“In the tradition of the ‘First Wives Club’, New York Times best-selling author Fern Michaels delivers a slam-bang, take-no-prisoners tale of survival, sweet revenge, and the healing power of friendship between seven women who call themselves the Sisterhood.” (Kalamazoo Public Library catalog)
With deceptively peaceful looking book jackets, the Sisterhood series has nine titles beginning with Weekend Warriors and ending with (so far, anyhow) Final Justice. “Michaels’ newest series is based on the premise that if a crime victim is not protected by the legal system, it is her right to seek revenge through whatever means she finds.” (Library Journal review) Some compare the Sisterhood to the ever-popular “Charlie’s Angels” television show. The women of the Sisterhood are spectacular: educated, artistic, creative, sensual, and clever. Lead by heiress Myra Rutledge and her long-time lover, Charles Martin (a former M16 British operative who calls the Queen ‘Lizzie’); the girls accomplish paybacks for all types of crime from rape to false accusation. Their solutions are carefully planned and executed, and some may make the reader a bit squeamish.
“Fern Michaels’ writing is as intriguing and fast paced as ever,” (Booklist review), and the end of each book will have readers eagerly waiting for more. Words like “delicious”, “highly imaginative”, and “entertaining” come to mind when I think of the titles in the Sisterhood series. Of course, there are snags along the way in each book, and the women overcome them with a little help from Charles and with their own ingenuity. Add in Michaels’ gift of romance to these already exciting titles, grab a cup of hot something, and settle down to enjoy! I hope Fern Michaels is not done with this series!

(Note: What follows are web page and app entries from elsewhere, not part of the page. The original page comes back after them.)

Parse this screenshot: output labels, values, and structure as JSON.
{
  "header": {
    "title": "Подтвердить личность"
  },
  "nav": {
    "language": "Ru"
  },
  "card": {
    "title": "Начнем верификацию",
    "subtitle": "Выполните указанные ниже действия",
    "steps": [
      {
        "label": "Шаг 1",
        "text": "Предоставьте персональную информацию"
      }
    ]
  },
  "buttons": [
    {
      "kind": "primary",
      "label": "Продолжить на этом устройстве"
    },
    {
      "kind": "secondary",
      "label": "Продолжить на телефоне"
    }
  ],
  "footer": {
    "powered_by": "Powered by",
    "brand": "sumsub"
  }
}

Hands down, the best baseball book right now is We Are The Ship: The Story Of Negro League Baseball, by Kadir Nelson. Stunning illustrations and first-person narrative by an unnamed "Everyman" player combine to tell the story of the men who overcame whatever was in their way so that they could simply play ball.
We Are The Ship: The Story of Negro League Baseball
Jonathan Kellerman's Alex Delaware is back on the hunt as he delves into the mysterious death of a brilliant young musician from the East Coast. This victim doesn't seem to have much in common with the other dead women's bones that are discovered in L.A.'s Bird Marsh preserve. You won't be able to predict the outcome of this twisting and turning thriller, Bones.
This I Believe is the title of several books, a website, an NPR program, and a podcast. It is a series of essays about faith, beauty, hope, belief, and perspective. It is a view into the souls of persons who have felt immense heartache, stunning joy, and calm solitude. Started in the 1950’s as a radio program hosted by Edward Murrow, the need to speak of faith continues today. This I Believe gently and confidently brings the ideas of such people as Eve Ensler, Albert Einstein, Carl Sandburg, and Confucius together in a collective expression of personal philosophy.
KPL has all of the editions: 1952, 1954, and 2006 (in audio version as well). We are also in the process of acquiring the very newest version: This I Believe II.
Each essay is brief: no longer than two pages of a 4 x 6 book (approximately 600 words). Each takes just a moment to read and in that moment, you will feel as if you have been reading chapters of the lives of some of the writers. Their profound candidness and commanding expression will leave you pondering what you believe.
This I Believe